Look for the word "time" in the entries and copy every line where it shows up.

····················

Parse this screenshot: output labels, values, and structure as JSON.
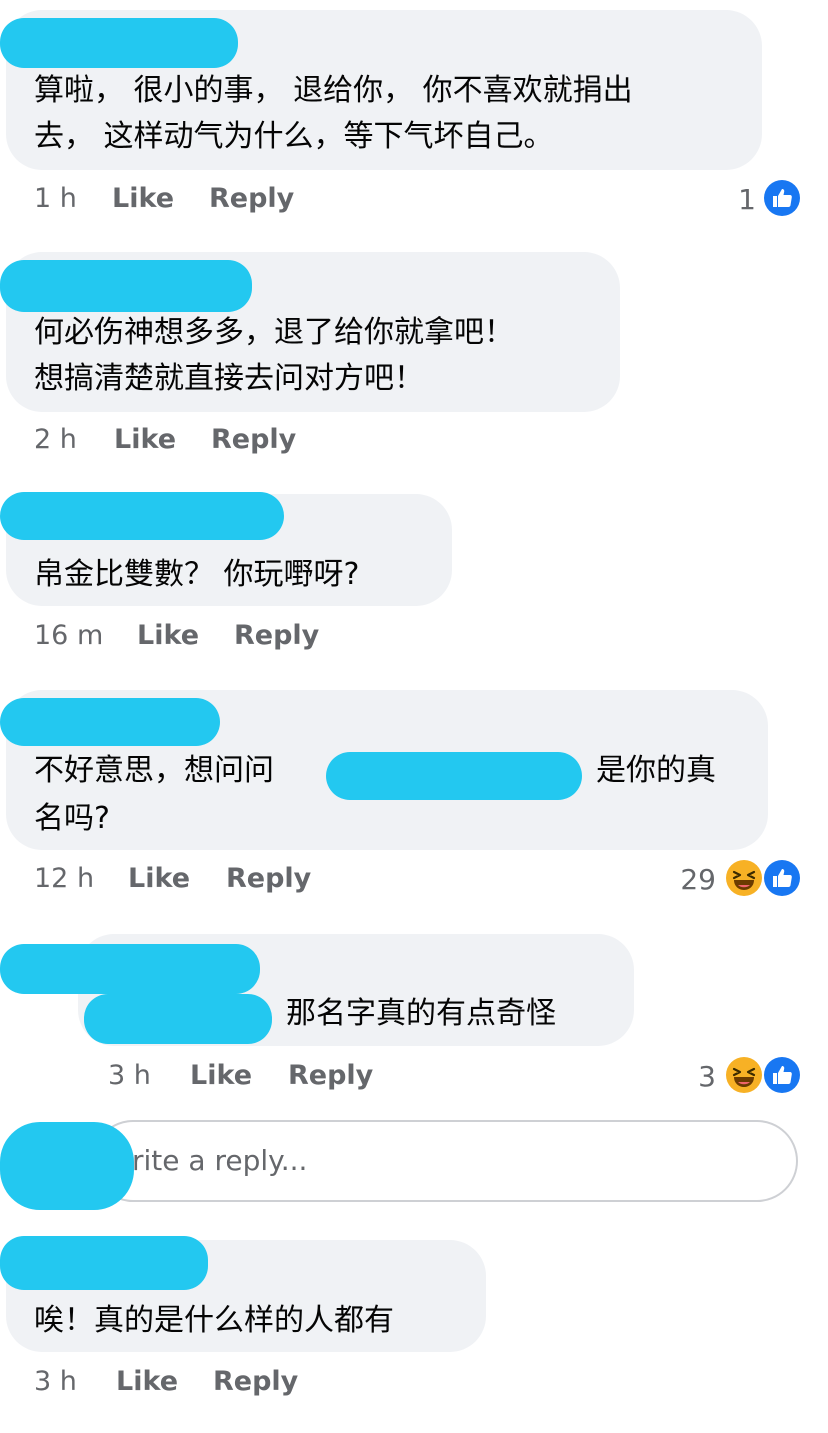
{
  "comments": [
    {
      "lines": [
        "算啦， 很小的事， 退给你， 你不喜欢就捐出",
        "去， 这样动气为什么，等下气坏自己。"
      ],
      "time": "1 h",
      "like": "Like",
      "reply": "Reply",
      "reaction_count": "1",
      "reactions": [
        "like-icon"
      ]
    },
    {
      "lines": [
        "何必伤神想多多，退了给你就拿吧！",
        "想搞清楚就直接去问对方吧！"
      ],
      "time": "2 h",
      "like": "Like",
      "reply": "Reply"
    },
    {
      "lines": [
        "帛金比雙數？ 你玩嘢呀?"
      ],
      "time": "16 m",
      "like": "Like",
      "reply": "Reply"
    },
    {
      "lines": [
        "不好意思，想问问",
        "是你的真",
        "名吗?"
      ],
      "time": "12 h",
      "like": "Like",
      "reply": "Reply",
      "reaction_count": "29",
      "reactions": [
        "haha-icon",
        "like-icon"
      ]
    },
    {
      "lines": [
        "那名字真的有点奇怪"
      ],
      "time": "3 h",
      "like": "Like",
      "reply": "Reply",
      "reaction_count": "3",
      "reactions": [
        "haha-icon",
        "like-icon"
      ]
    },
    {
      "lines": [
        "唉！真的是什么样的人都有"
      ],
      "time": "3 h",
      "like": "Like",
      "reply": "Reply"
    }
  ],
  "reply_input": {
    "placeholder": "rite a reply..."
  },
  "colors": {
    "bubble": "#f0f2f5",
    "redaction": "#23c8f0",
    "like_blue": "#1877f2",
    "haha_yellow": "#f7b125",
    "meta_gray": "#65676b"
  }
}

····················

▸ **TASK RESPONSE**
      "time": "1 h",
      "time": "2 h",
      "time": "16 m",
      "time": "12 h",
      "time": "3 h",
      "time": "3 h",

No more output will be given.